Ephron took on Betty Friedan, Phyllis Chesler and Jan Morris in her essays, always poking holes where she saw hypocrisy, cliché or narcissism, and at the same time outwardly struggling with how to be a good reporter and a good feminist. I would (with admitted bias) argue that even if you don’t agree with what she wrote the courage and talent behind it was great for women.

As her career grew, she extended her voice from journalism to film, writing Silkwood, When Harry Met Sally, and directing Sleepless in Seattle, You’ve Got Mail and many more. She said she “[tried] to write parts for women that are as complicated and interesting as women actually are.” Considering the number of Oscar nominations and the number of roles Meryl Streep took in her films, I think she exceeded expectations.

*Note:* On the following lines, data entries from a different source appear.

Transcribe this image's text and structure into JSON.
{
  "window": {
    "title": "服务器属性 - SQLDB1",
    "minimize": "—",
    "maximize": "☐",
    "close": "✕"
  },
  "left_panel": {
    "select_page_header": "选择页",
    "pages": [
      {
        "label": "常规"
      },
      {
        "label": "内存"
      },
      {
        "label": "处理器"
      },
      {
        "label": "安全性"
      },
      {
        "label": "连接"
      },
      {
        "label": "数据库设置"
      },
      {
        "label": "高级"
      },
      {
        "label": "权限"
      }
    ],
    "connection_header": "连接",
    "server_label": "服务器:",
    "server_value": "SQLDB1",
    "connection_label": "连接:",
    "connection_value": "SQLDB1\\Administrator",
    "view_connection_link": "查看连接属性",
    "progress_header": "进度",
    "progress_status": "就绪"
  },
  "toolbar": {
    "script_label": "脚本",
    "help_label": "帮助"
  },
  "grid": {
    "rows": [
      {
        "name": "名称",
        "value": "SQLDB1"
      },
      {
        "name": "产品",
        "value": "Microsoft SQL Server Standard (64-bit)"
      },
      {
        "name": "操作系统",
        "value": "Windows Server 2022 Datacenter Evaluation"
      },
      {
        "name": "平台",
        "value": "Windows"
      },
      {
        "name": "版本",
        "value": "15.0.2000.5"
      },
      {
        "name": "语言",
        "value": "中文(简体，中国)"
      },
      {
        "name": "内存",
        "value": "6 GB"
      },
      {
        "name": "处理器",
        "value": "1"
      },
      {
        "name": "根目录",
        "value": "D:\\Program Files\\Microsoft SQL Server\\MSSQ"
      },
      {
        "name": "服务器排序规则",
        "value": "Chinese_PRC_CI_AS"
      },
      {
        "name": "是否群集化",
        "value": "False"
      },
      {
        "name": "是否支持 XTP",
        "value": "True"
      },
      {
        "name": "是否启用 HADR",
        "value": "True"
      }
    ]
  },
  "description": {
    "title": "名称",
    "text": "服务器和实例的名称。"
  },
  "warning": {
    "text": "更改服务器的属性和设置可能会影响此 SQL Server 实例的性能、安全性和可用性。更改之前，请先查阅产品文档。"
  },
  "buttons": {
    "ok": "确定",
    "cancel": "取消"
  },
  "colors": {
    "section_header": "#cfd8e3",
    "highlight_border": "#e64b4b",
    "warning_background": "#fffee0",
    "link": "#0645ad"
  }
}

In 1996, two years before You’ve Got Mail would premiere, she gave the commencement address at her alma mater. After some warm-up jokes about dated hairstyles and tuition prices, Ephron, in no uncertain terms, challenged the graduating class to bring it or go home:

What I'm saying is, don't delude yourself that the powerful cultural values that wrecked the lives of so many of my classmates have vanished from the earth. Don't let The New York Times article about the brilliant success of Wellesley graduates in the business world fool you — there's still a glass ceiling. … Don't underestimate how much antagonism there is toward women and how many people wish we could turn the clock back. One of the things people always say to you if you get upset is, don't take it personally, but listen hard to what's going on and, please, I beg you, take it personally. Above all, be the heroine of your life, not the victim. Because you don’t have the alibi my class had.

Reading that as a woman in my late twenties makes me think two things: “God she’s right” and “wow the 90s were terrible.”

When her book I Feel Bad About My Neck came out, she again found herself at odds with some women of her generation who saw it as demeaning to negatively portray the process of aging. If that were what the book was about, I’d agree with them, but it was so much more than that. It was about family and politics, food and parenting, and yes, a look at those little embarrassing moments that come with time and all the little injustices your body inflicts without your consent. As she’s said in many ways over the years, “When you slip on a banana peel, people laugh at you. But when you tell people you slipped on a banana peel, it’s your laugh.” I dare you to argue that’s not empowerment.

Nora Ephron will be remembered for many things — that she loved her family, that she helped change the voice of journalism, that she was one of the first great female directors — but I will always remember her for what she did for women be they her friends, women she mentored, women she advised, women she employed or women who read/heard/saw her work. Thanks, Nora, from all of us.

Alex Leo is the director of web product for Thomson Reuters Digital. Previously she was a senior editor at The Huffington Post and an associate producer at ABC News. Her work has appeared on The Daily Beast, Jezebel, The Hairpin, as well as in Nora and Delia Ephron's play, Love, Loss and What I Wore.

This article is from the archive of our partner The Wire.